My family and I are rednecks.

That is what the two guys trying to sell us a tour of homes to the stars called us after we declined their money-back guaranteed offer.

There were probably at least as many people trying to sell us maps and tours of the stars' homes as there were stars' homes.

On our family vacation last week to the greater Los Angeles area to visit my brother, we ventured to Hollywood Boulevard to take in the sights.

Those sights included two men standing nose to nose cussing at each other over who had the rights to that particular piece of real estate on the boulevard.

You could not take 20 steps without seeing someone hawk these maps and/or tours of the homes of celebrities.

They were not bashful salesmen.

There is no way of knowing if these homes actually are owned by celebrities. It is not like they are on their front lawn smiling and waving or taking their trash out.

These homes could just be houses owned by the rich and not-so famous.

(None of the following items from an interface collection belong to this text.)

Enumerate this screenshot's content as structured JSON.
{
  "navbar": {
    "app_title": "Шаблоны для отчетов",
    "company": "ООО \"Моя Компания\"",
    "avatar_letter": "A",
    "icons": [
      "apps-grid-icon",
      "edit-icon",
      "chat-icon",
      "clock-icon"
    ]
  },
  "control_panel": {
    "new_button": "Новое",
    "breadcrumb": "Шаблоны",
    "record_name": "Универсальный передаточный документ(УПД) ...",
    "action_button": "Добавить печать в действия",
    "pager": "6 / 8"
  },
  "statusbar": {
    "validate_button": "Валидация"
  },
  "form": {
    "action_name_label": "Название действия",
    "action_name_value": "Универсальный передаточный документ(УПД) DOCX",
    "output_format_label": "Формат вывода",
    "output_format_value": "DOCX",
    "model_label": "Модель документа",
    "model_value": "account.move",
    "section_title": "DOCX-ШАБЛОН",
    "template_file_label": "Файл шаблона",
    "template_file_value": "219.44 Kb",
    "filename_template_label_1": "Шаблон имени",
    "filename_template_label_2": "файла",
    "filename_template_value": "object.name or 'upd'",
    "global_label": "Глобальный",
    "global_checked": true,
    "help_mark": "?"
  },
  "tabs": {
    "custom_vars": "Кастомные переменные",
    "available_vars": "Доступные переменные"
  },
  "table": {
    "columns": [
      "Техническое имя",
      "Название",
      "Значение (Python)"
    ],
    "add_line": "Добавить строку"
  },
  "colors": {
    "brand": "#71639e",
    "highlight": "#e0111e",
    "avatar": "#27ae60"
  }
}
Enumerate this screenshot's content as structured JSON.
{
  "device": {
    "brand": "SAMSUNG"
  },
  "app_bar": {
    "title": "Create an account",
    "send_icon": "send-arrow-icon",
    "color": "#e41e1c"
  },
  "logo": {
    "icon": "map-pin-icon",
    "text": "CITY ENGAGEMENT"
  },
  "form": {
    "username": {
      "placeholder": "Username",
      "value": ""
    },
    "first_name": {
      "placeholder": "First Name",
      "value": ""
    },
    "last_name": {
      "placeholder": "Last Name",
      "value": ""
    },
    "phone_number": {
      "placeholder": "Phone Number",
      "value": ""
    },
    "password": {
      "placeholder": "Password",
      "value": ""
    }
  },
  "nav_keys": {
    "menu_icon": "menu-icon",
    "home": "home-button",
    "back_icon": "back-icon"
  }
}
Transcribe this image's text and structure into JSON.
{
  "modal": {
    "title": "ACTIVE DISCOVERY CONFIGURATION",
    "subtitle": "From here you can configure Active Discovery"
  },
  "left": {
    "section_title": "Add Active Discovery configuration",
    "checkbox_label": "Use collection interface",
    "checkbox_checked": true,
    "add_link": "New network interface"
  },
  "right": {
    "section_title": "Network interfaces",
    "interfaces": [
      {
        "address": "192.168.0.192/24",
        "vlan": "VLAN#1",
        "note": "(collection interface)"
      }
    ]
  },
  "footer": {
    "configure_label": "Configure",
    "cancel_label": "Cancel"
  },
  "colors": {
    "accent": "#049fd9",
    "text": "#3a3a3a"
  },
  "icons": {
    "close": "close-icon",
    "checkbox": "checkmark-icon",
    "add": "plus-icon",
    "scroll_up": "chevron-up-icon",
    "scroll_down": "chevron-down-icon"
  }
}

It wasn't that I was surprised people earn a living in this manner. There are several careers spawned by people who track celebrities. There is the paparazzi, magazines, gossip shows and lower down on the food chain are those who want to give the star-struck a tour of a movie star's home or a map on how to get to it.

But I was not prepared for how many of these people exist in a few square blocks.

No wonder they are in your face as you walk down the street on your way to Madame Tussauds Wax Museum, or dodge Storm Troopers or watch Superman and Wonder Woman (purse in hand) hold a brief summit on crime.

But there would not be so many of these sales representatives on the street if business were not brisk.

There must be a large calling for people who have a desire to see where Zsa Zsa Gabor lives or what kind of a house Tom Cruise owns.

I have never cared too much about how the wealthy live. They all have big homes and try to outdo each other.

I never understood why someone needs a home with eight bathrooms and a walk-in closet bigger than homes some people live in.

So taking a tour of homes that may or may not be owned by celebrities was of little interest.

But I could not help but laugh at the men who called us rednecks, pointing out what we were wearing, which was standard stock for 90-degree weather.

I watched the two walk down the street while we waited to cross the street.

"They're rednecks," one told the other. "Look at how they're dressed."

He kept repeating it and pointing at us as he ambled down the street looking for the next redneck to harass.

The other offered to give us our money back if we weren't satisfied, but I'm betting he would have been satisfied to take our money, and I guarantee he could have shown us a garbage can and not returned the money.

Eventually we crossed the street and the salesmen went about their business, looking for the next target.

I love L.A.

Patrick Murphy, of Columbus, Neb., is the former assistant managing editor of The Telegram.